◆ Problem description:
Scan the entries below for the word "Standard" and copy every line in which it occurs.
*** Entries supplied ***
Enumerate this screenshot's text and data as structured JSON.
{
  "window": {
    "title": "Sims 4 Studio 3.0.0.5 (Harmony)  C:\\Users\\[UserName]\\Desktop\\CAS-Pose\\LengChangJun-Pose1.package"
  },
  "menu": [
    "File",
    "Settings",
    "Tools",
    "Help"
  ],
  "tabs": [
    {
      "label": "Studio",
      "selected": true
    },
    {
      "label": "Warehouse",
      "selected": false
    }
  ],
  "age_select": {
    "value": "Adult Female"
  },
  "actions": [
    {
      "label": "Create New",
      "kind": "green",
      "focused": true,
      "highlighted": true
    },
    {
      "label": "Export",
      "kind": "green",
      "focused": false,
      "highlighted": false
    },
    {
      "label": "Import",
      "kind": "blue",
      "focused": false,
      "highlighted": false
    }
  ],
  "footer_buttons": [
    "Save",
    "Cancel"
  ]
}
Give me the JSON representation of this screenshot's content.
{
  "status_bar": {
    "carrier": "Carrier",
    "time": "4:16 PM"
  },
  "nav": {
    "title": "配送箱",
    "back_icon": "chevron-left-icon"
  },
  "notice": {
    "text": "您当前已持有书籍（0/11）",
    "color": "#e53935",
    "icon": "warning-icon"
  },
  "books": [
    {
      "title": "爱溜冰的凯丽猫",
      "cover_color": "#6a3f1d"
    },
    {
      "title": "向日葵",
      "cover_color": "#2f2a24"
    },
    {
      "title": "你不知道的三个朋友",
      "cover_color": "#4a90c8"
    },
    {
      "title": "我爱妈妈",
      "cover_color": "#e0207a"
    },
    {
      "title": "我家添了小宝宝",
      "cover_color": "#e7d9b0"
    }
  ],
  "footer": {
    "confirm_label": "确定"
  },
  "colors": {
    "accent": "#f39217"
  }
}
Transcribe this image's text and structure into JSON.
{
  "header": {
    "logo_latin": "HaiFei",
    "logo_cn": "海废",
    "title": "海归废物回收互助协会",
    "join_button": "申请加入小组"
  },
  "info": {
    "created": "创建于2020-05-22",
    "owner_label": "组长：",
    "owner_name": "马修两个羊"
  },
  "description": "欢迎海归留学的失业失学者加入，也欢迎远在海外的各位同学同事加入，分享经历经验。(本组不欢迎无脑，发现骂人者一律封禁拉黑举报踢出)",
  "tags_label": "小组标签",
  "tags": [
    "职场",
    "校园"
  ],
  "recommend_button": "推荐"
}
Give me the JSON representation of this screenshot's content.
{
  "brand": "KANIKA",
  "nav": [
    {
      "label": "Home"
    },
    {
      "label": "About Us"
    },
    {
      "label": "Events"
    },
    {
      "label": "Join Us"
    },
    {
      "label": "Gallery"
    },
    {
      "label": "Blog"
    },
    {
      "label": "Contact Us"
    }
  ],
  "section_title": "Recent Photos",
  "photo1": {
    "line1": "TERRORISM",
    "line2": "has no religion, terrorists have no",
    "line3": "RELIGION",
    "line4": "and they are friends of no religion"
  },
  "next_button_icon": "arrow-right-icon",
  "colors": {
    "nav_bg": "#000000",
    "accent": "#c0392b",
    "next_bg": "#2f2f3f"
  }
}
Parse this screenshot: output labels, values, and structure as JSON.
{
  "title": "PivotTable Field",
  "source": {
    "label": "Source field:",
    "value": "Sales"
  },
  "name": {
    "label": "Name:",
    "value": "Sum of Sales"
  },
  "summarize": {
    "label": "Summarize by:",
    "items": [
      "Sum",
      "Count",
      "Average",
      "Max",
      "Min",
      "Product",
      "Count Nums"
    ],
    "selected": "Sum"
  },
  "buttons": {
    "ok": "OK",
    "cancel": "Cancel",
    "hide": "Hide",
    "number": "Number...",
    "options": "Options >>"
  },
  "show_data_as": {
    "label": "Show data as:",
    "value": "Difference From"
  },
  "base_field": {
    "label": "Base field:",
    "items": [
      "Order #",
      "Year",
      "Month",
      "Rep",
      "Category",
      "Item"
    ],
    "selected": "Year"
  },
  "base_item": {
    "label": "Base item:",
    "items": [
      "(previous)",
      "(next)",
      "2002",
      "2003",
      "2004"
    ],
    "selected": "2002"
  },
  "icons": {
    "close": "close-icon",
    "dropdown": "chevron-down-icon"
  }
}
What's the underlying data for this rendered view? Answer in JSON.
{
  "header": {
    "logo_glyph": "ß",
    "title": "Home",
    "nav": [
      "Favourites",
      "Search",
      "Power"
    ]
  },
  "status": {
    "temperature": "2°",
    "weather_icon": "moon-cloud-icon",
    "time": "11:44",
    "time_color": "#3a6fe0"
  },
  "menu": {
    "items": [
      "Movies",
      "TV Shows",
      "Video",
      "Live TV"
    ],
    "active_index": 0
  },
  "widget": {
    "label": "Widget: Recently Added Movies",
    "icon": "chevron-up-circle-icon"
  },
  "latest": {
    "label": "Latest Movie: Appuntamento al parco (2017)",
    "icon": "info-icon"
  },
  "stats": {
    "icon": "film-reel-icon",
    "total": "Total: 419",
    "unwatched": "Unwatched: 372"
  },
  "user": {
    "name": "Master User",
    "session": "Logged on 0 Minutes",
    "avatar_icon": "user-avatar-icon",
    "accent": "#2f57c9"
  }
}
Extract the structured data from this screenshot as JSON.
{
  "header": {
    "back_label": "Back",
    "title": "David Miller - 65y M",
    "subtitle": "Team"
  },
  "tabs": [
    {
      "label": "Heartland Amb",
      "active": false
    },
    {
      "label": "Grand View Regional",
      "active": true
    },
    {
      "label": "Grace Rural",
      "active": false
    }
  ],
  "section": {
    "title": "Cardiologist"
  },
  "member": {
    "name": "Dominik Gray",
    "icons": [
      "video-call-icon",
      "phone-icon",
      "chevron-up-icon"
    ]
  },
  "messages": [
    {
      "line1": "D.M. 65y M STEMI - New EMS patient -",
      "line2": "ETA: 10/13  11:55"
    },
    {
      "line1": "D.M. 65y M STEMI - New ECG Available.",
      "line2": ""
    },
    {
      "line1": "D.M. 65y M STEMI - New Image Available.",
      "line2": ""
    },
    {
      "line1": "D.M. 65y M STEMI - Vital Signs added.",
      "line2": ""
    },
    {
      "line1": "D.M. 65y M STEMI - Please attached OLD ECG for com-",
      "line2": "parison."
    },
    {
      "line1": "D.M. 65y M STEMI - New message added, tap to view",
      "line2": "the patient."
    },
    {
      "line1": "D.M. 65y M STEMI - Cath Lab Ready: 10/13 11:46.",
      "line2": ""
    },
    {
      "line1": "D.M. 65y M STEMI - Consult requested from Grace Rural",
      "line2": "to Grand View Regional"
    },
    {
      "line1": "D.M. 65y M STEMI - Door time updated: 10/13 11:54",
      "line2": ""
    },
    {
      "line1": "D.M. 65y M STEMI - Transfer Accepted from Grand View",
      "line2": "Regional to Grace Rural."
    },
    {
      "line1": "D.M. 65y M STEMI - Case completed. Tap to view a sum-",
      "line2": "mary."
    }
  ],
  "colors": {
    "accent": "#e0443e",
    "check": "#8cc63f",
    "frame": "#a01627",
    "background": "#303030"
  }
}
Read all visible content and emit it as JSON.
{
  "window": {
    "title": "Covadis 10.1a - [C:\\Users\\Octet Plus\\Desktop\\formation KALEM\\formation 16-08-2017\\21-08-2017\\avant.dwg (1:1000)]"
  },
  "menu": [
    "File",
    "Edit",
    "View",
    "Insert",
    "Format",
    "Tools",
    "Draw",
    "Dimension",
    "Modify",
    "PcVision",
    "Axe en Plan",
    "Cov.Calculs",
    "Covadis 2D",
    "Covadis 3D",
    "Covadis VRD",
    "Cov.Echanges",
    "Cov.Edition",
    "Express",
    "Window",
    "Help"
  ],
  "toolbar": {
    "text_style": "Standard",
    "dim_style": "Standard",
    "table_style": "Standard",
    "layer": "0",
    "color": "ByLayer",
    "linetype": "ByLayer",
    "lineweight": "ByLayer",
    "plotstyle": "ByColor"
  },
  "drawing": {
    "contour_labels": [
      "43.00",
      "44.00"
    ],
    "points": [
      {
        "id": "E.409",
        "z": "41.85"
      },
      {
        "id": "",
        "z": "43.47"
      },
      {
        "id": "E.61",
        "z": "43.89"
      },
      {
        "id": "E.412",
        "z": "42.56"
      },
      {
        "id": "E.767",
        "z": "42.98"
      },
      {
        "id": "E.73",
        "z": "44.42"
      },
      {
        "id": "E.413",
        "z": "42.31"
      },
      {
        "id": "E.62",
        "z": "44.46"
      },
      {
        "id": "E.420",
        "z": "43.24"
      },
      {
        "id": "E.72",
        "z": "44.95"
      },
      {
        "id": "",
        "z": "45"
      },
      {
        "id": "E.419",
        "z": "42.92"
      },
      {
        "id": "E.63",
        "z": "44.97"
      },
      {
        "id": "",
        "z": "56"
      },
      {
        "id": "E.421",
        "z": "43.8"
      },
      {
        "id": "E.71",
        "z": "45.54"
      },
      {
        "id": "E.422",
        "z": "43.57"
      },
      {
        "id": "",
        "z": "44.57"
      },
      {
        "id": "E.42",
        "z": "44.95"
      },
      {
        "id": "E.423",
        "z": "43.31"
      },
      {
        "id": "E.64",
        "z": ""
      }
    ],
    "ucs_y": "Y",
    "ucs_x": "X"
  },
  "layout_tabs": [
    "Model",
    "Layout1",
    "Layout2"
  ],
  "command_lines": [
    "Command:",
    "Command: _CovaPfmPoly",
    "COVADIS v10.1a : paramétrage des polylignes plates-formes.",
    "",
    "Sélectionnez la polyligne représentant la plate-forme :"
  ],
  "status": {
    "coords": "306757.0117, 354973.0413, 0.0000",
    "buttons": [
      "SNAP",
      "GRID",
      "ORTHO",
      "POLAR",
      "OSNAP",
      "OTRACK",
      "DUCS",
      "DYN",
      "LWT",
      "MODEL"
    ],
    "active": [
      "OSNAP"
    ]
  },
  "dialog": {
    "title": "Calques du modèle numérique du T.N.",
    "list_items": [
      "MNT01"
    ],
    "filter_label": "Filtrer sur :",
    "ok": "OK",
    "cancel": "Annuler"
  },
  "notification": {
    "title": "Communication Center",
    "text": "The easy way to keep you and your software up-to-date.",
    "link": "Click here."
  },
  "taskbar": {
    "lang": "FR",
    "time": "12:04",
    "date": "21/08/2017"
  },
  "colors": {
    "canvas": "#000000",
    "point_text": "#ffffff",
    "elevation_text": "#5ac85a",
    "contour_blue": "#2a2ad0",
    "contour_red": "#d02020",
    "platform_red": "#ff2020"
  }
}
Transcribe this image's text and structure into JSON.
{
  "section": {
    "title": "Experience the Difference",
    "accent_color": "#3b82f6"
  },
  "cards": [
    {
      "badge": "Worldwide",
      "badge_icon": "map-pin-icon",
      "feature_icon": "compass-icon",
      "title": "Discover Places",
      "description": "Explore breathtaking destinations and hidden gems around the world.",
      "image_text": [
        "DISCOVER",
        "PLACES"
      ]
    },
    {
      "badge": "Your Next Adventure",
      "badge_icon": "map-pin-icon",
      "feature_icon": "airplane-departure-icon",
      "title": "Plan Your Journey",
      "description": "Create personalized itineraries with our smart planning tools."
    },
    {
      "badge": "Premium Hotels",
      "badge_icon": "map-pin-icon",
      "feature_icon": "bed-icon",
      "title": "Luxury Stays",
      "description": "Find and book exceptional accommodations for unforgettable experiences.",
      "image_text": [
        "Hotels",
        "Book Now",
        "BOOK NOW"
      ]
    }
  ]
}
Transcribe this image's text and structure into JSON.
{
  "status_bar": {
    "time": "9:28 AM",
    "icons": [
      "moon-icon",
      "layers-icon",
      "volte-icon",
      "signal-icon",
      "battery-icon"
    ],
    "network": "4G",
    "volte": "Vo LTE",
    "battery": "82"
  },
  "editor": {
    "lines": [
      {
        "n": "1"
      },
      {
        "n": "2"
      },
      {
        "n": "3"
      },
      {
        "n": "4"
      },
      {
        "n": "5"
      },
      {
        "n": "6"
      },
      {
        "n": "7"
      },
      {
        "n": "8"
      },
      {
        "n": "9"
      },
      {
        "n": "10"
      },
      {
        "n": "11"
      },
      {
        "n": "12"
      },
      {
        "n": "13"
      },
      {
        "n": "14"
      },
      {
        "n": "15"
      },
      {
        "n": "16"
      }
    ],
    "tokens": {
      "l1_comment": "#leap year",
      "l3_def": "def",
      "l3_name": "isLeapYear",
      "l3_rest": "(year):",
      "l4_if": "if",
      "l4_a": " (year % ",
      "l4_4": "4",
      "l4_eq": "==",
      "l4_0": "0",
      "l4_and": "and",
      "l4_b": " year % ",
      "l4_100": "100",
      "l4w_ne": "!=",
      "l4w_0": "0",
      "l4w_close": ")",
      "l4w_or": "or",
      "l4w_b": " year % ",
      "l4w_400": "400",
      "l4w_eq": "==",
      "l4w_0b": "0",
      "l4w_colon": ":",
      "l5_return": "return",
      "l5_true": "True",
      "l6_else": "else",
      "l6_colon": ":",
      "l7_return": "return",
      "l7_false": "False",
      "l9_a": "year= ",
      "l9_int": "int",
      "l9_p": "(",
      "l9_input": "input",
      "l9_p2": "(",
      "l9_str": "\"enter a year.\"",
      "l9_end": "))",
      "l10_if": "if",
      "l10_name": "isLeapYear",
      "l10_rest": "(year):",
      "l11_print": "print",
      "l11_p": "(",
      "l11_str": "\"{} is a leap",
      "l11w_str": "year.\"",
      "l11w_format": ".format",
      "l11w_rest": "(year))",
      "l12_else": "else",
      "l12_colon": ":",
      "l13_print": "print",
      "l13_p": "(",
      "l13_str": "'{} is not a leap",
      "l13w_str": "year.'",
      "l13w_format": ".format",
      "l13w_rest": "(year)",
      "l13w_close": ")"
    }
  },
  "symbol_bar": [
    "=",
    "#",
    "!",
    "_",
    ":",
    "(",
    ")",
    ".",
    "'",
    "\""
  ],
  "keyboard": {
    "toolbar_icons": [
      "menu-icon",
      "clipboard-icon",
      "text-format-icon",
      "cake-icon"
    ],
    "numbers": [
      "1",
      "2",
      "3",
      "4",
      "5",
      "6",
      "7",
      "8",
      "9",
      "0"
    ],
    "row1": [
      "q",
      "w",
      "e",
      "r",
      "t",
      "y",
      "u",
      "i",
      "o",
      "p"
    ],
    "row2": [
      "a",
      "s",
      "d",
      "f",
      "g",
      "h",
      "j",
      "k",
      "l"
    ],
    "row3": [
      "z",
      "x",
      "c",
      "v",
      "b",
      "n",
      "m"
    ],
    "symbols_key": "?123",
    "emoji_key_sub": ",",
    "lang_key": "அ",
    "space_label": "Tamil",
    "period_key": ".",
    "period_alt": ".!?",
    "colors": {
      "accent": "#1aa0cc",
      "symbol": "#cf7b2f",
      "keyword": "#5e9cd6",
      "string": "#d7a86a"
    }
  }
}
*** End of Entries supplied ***
◆ Answer box:
    "text_style": "Standard",
    "dim_style": "Standard",
    "table_style": "Standard",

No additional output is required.